By Chris Lane
By Olivia Flores Alvarez
By Angelica Leicht
By Jef Rouner
By Jef With One F
By Jef With One F
By Marco Torres
In the poem "In Just-," e.e. cummings described the world as "mud-luscious" and "puddle-wonderful" -- words so perfectly befitting MotorStorm's gorgeously sloppy off-road hijinks, the game's designers probably had them tacked up on a wall somewhere. And had cummings paid $60 for MotorStorm, the verbally inventive (and upper-case averse) poet probably would have this to say: "i think i just got bent over."
MotorStorm is set in the dusty hills, deep crevices, and sheer cliffs of Monument Valley, Arizona, where adrenaline junkies and lunatics engage in a no-rules, mixed-vehicle rally race in between building bonfires and listening to bad rock music.
It's a great idea for a racing game -- especially the mixed-vehicle part. Dune buggies, ATVs, and trucks (plus a few others) all race together, each with their own qualities to consider. Motorcycles are nimble, but they're also exceptionally easy to wreck; semis aren't the fastest, but once they get going, they plow through just about anything.
With this bizarre smorgasbord of vehicles sharing the same track, chaos naturally ensues: Trucks roll over motorcycles, semis ram buggies into mountainsides, and stock cars lose traction and slip off cliffs. To quote an ill-fated Persian ambassador in 300: "This is madness!"
And it's all rendered in PlayStation 3's best graphics so far. Gobs of mud splatter and spit from behind vehicles, and the track is gorgeously carved up by tire treads as the race goes on. Wrecked vehicles disintegrate spectacularly into clouds of transaxles and fenders. If you're looking for a showcase game to dazzle friends with, MotorStorm is the one to get.
Now before you get too excited . . .
To say MotorStorm is light on options doesn't quite paint the picture; it actually lacks almost every feature players have come to expect from a racing game. There is no offline multiplayer -- so if you want to race your roommate, he needs to buy his own PS3, his own copy of the game, and meet you online.
There's no mode to practice driving a certain vehicle or track -- you learn on the job, sport. That means no time-trial mode either, another racing-game staple that's inexplicably absent.
Even odder, there are no replays after a race -- a baffling omission, since a game full of insane driving and magnificent crashes just begs for some sort of instant replay, especially since the PS3 has a hard drive to save them.
There isn't even a speedometer. In a racing game, there's no speedometer. Why? Who knows -- maybe speedometers aren't rock and roll enough for MotorStorm, or some such bullshit.
So you're left with two options: Race in the tournament, or go online. Online racing is pretty good, with almost no lag and more enjoyable competition than the game's overly aggressive, cheap computer opponents -- but if you don't have online, you're denied even that.

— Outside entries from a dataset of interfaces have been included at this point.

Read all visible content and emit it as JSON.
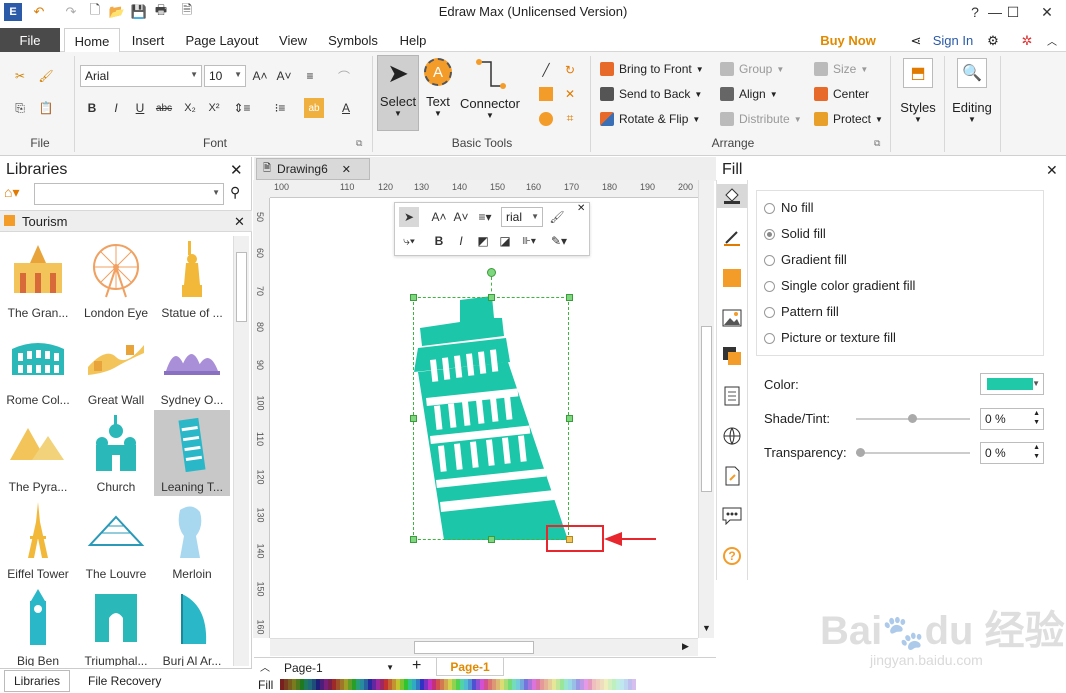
{
  "window": {
    "title": "Edraw Max (Unlicensed Version)"
  },
  "menu": {
    "file": "File",
    "tabs": [
      "Home",
      "Insert",
      "Page Layout",
      "View",
      "Symbols",
      "Help"
    ],
    "buy_now": "Buy Now",
    "sign_in": "Sign In"
  },
  "ribbon": {
    "groups": {
      "file": "File",
      "font": "Font",
      "basic_tools": "Basic Tools",
      "arrange": "Arrange"
    },
    "font_name": "Arial",
    "font_size": "10",
    "tools": {
      "select": "Select",
      "text": "Text",
      "connector": "Connector"
    },
    "arrange": {
      "bring_to_front": "Bring to Front",
      "send_to_back": "Send to Back",
      "rotate_flip": "Rotate & Flip",
      "group": "Group",
      "align": "Align",
      "distribute": "Distribute",
      "size": "Size",
      "center": "Center",
      "protect": "Protect"
    },
    "styles": "Styles",
    "editing": "Editing"
  },
  "libraries": {
    "title": "Libraries",
    "category": "Tourism",
    "items": [
      {
        "label": "The Gran..."
      },
      {
        "label": "London Eye"
      },
      {
        "label": "Statue of ..."
      },
      {
        "label": "Rome Col..."
      },
      {
        "label": "Great Wall"
      },
      {
        "label": "Sydney O..."
      },
      {
        "label": "The Pyra..."
      },
      {
        "label": "Church"
      },
      {
        "label": "Leaning T..."
      },
      {
        "label": "Eiffel Tower"
      },
      {
        "label": "The Louvre"
      },
      {
        "label": "Merloin"
      },
      {
        "label": "Big Ben"
      },
      {
        "label": "Triumphal..."
      },
      {
        "label": "Burj Al Ar..."
      }
    ],
    "tabs": {
      "libraries": "Libraries",
      "file_recovery": "File Recovery"
    }
  },
  "document": {
    "tab": "Drawing6",
    "ruler_h": [
      "100",
      "110",
      "120",
      "130",
      "140",
      "150",
      "160",
      "170",
      "180",
      "190",
      "200"
    ],
    "ruler_v": [
      "50",
      "60",
      "70",
      "80",
      "90",
      "100",
      "110",
      "120",
      "130",
      "140",
      "150",
      "160"
    ],
    "floating_toolbar": {
      "font": "rial"
    },
    "page_tab": "Page-1",
    "page_tab_active": "Page-1",
    "fill_label": "Fill"
  },
  "fill_panel": {
    "title": "Fill",
    "options": [
      "No fill",
      "Solid fill",
      "Gradient fill",
      "Single color gradient fill",
      "Pattern fill",
      "Picture or texture fill"
    ],
    "selected": "Solid fill",
    "color_label": "Color:",
    "color_value": "#20c9a8",
    "shade_label": "Shade/Tint:",
    "shade_value": "0 %",
    "transparency_label": "Transparency:",
    "transparency_value": "0 %"
  },
  "colors": {
    "accent": "#20c9a8",
    "buy_now": "#e08a00",
    "annotation": "#e8262d"
  }
}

Only about a week after MotorStorm's release, its developers shamelessly announced they were working on downloadable content -- including, yes, a time-trial mode. Will it cost money? Does it matter? Sure -- paying for content that should have been on the $60 disc to begin with is outrageous. But even if it's free, it's no help to offline gamers.